You can start now by focusing on understanding others and expanding your world. Be curious rather than judge those who don’t fit in to your way of thinking. Embrace a new perspective.
We are all imperfect.
We all have beliefs, values and feelings. We all have needs and want to be loved, belong and be happy.
We cannot focus on our own happiness, without being concerned about the happiness of others.
After all, everything is connected.
“When you meet the Master, he puts a spiritual cowbell around your neck so that wherever you go, both he and you know where you each are and so can laugh together. For when you hear that bell, you are immediately reminded of your inseparableness from the Master.”* ~ Mooji

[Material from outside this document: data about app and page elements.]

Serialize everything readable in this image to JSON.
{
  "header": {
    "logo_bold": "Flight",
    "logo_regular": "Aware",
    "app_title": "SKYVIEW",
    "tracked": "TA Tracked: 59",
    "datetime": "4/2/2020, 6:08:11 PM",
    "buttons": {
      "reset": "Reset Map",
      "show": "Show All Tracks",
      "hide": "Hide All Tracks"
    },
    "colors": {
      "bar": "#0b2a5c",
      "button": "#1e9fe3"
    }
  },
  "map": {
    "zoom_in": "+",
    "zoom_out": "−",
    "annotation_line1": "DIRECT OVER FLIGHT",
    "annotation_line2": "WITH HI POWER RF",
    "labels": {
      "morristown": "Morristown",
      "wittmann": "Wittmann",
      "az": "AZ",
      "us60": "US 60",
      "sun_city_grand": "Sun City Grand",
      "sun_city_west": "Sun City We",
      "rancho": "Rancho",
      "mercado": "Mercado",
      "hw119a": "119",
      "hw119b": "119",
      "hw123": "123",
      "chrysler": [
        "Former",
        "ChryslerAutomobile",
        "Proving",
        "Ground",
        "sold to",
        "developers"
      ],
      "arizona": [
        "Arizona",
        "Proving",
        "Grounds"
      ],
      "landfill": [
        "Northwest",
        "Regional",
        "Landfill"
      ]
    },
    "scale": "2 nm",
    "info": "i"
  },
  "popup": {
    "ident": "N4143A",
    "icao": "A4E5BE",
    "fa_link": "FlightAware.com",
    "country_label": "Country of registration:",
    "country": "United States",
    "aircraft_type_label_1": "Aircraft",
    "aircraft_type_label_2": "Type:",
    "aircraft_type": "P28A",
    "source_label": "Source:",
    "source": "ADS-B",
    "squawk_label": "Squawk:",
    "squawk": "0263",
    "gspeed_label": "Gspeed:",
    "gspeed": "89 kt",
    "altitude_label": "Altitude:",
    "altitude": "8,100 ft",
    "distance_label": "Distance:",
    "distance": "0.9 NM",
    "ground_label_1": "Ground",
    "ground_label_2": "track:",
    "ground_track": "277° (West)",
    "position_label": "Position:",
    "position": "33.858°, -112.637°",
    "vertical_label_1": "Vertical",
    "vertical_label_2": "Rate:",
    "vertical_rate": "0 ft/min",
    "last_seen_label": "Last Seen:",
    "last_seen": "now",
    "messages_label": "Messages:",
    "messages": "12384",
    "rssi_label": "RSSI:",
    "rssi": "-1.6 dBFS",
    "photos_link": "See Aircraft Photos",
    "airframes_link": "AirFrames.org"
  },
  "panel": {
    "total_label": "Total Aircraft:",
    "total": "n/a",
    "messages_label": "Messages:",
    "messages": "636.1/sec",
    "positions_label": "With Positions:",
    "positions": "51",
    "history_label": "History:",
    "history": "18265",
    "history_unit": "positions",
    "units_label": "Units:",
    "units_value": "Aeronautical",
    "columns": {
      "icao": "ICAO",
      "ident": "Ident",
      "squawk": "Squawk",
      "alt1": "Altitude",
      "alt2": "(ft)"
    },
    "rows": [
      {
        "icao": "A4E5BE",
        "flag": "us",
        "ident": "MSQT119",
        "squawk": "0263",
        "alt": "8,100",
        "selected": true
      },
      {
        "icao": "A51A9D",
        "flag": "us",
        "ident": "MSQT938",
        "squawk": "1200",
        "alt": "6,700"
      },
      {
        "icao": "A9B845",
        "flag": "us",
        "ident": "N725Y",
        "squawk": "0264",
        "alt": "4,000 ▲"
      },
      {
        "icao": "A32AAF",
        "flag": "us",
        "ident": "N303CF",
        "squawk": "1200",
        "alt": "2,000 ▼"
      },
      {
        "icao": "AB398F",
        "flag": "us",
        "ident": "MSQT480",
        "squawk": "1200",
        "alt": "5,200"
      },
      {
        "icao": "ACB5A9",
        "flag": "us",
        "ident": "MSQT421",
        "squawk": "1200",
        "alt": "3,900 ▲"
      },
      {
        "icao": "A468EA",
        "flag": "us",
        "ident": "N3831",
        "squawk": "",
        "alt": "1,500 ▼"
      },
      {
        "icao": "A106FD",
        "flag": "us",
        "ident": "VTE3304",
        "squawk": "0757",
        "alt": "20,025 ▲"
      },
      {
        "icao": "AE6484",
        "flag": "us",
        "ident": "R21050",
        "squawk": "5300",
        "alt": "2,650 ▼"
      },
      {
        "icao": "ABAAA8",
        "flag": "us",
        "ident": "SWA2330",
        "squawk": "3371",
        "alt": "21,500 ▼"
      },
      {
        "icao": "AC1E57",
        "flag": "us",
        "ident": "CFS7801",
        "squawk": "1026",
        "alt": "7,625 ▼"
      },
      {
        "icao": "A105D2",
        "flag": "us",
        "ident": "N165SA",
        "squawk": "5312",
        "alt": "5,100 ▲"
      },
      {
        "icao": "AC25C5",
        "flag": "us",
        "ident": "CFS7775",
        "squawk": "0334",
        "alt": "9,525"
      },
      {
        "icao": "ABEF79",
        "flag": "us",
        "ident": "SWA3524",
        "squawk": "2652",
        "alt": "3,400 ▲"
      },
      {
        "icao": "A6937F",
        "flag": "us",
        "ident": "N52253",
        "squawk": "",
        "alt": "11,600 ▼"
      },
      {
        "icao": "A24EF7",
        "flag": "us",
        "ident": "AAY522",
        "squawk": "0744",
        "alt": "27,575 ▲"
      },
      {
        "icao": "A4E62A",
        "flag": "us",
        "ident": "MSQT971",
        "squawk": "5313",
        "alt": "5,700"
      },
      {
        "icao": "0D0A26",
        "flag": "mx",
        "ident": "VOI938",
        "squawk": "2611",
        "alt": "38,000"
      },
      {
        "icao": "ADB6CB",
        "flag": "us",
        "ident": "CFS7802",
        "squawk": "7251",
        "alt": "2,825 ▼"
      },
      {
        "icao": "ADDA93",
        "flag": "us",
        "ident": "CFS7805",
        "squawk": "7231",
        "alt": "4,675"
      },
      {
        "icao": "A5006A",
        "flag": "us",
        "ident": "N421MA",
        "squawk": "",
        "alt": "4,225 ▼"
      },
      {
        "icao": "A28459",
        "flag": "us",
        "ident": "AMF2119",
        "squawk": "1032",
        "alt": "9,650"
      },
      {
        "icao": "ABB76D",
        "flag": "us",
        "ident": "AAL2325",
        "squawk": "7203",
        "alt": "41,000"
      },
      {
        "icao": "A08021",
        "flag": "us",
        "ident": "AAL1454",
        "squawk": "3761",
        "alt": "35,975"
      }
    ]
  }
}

I smiled when I read this today. Have you noticed others with cowbells? They are the peeps that we immediately feel attuned and connected to. We seem to be drawn to each other like magnets.
Walking along the street in Philadelphia the other day, I felt the cow bell vibration with a few people among the crowds. We made eye contact and smiled.
And then I thought back to how I was earlier in life as I walked along the street. As a young child, I wanted people to see me. I wanted to be noticed and for people to admire me. But I was told that people didn’t like show offs, and so I became someone who tried to go unnoticed in the street.
When I walked down a city street I avoided eye contact and kept my gaze to the ground. After all, I was also told that there could be mean people out there. As an adult I saw the evidence of this belief, as most people were also looking downwards….
When I started to look up, I wonder if it was the recognition of our connectedness or that I became self assured to hold my head up high and really see…
* Mooji (2015-12-03). White Fire: Spiritual insights and teachings of advaita zen master Mooji (Kindle Locations 1546-1548). Mooji Media Publications. Kindle Edition.